- [WHAT YOU ARE ASKED TO DO]: Strip out all images, then restate the data verbatim.

- [DATA]:

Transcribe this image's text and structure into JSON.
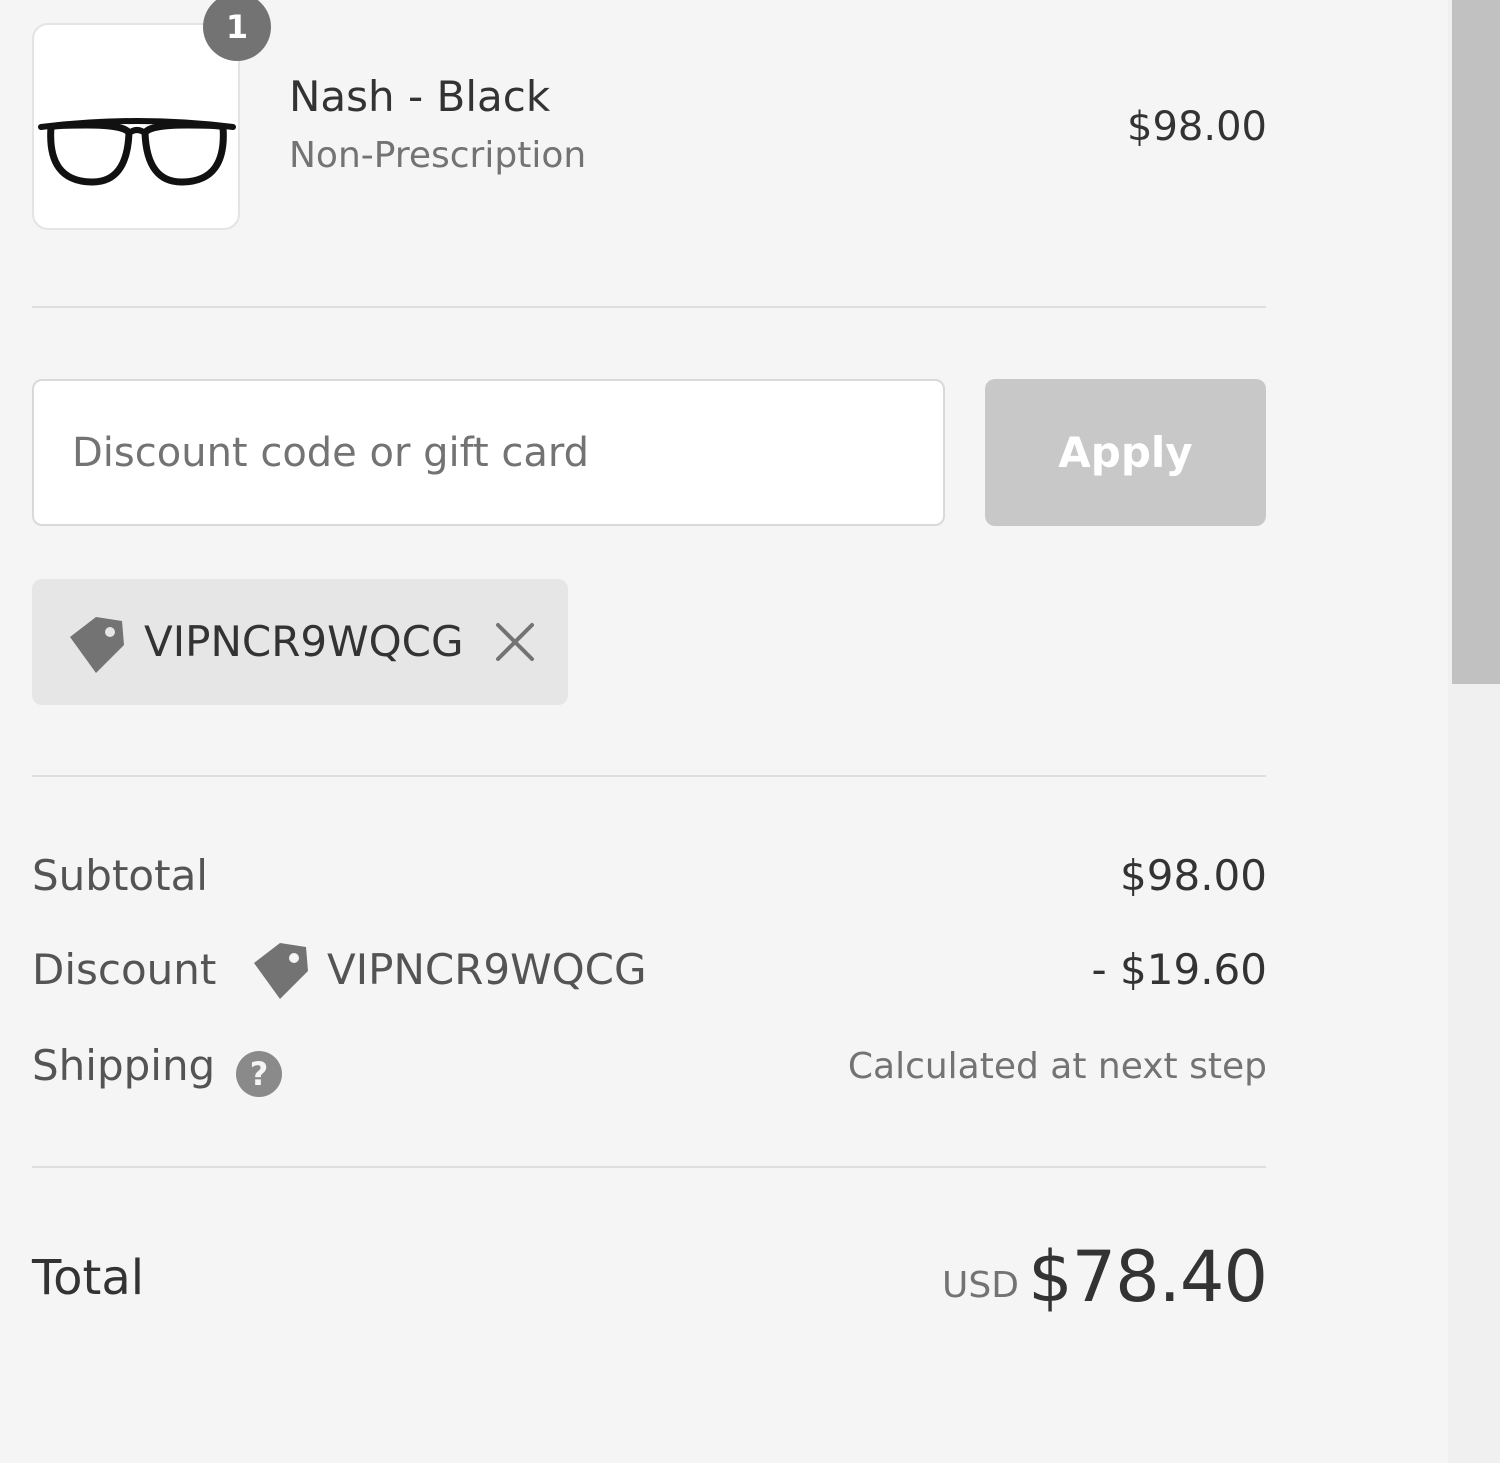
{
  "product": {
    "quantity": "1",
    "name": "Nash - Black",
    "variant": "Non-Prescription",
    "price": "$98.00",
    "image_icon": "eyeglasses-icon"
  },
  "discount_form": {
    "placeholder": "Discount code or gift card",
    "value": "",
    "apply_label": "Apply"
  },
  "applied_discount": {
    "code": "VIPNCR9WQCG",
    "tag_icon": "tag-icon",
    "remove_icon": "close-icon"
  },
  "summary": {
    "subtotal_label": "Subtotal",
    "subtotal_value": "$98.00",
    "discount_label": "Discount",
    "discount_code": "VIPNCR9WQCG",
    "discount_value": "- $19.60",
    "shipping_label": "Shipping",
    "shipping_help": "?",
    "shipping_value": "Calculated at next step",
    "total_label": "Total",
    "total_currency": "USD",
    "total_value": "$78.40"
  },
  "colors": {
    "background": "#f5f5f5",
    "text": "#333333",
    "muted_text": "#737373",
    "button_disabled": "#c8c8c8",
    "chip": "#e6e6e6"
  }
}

- [TASK ANSWER]:
Transcribe this image's text and structure into JSON.
{
  "product": {
    "quantity": "1",
    "name": "Nash - Black",
    "variant": "Non-Prescription",
    "price": "$98.00",
    "image_icon": "eyeglasses-icon"
  },
  "discount_form": {
    "placeholder": "Discount code or gift card",
    "value": "",
    "apply_label": "Apply"
  },
  "applied_discount": {
    "code": "VIPNCR9WQCG",
    "tag_icon": "tag-icon",
    "remove_icon": "close-icon"
  },
  "summary": {
    "subtotal_label": "Subtotal",
    "subtotal_value": "$98.00",
    "discount_label": "Discount",
    "discount_code": "VIPNCR9WQCG",
    "discount_value": "- $19.60",
    "shipping_label": "Shipping",
    "shipping_help": "?",
    "shipping_value": "Calculated at next step",
    "total_label": "Total",
    "total_currency": "USD",
    "total_value": "$78.40"
  },
  "colors": {
    "background": "#f5f5f5",
    "text": "#333333",
    "muted_text": "#737373",
    "button_disabled": "#c8c8c8",
    "chip": "#e6e6e6"
  }
}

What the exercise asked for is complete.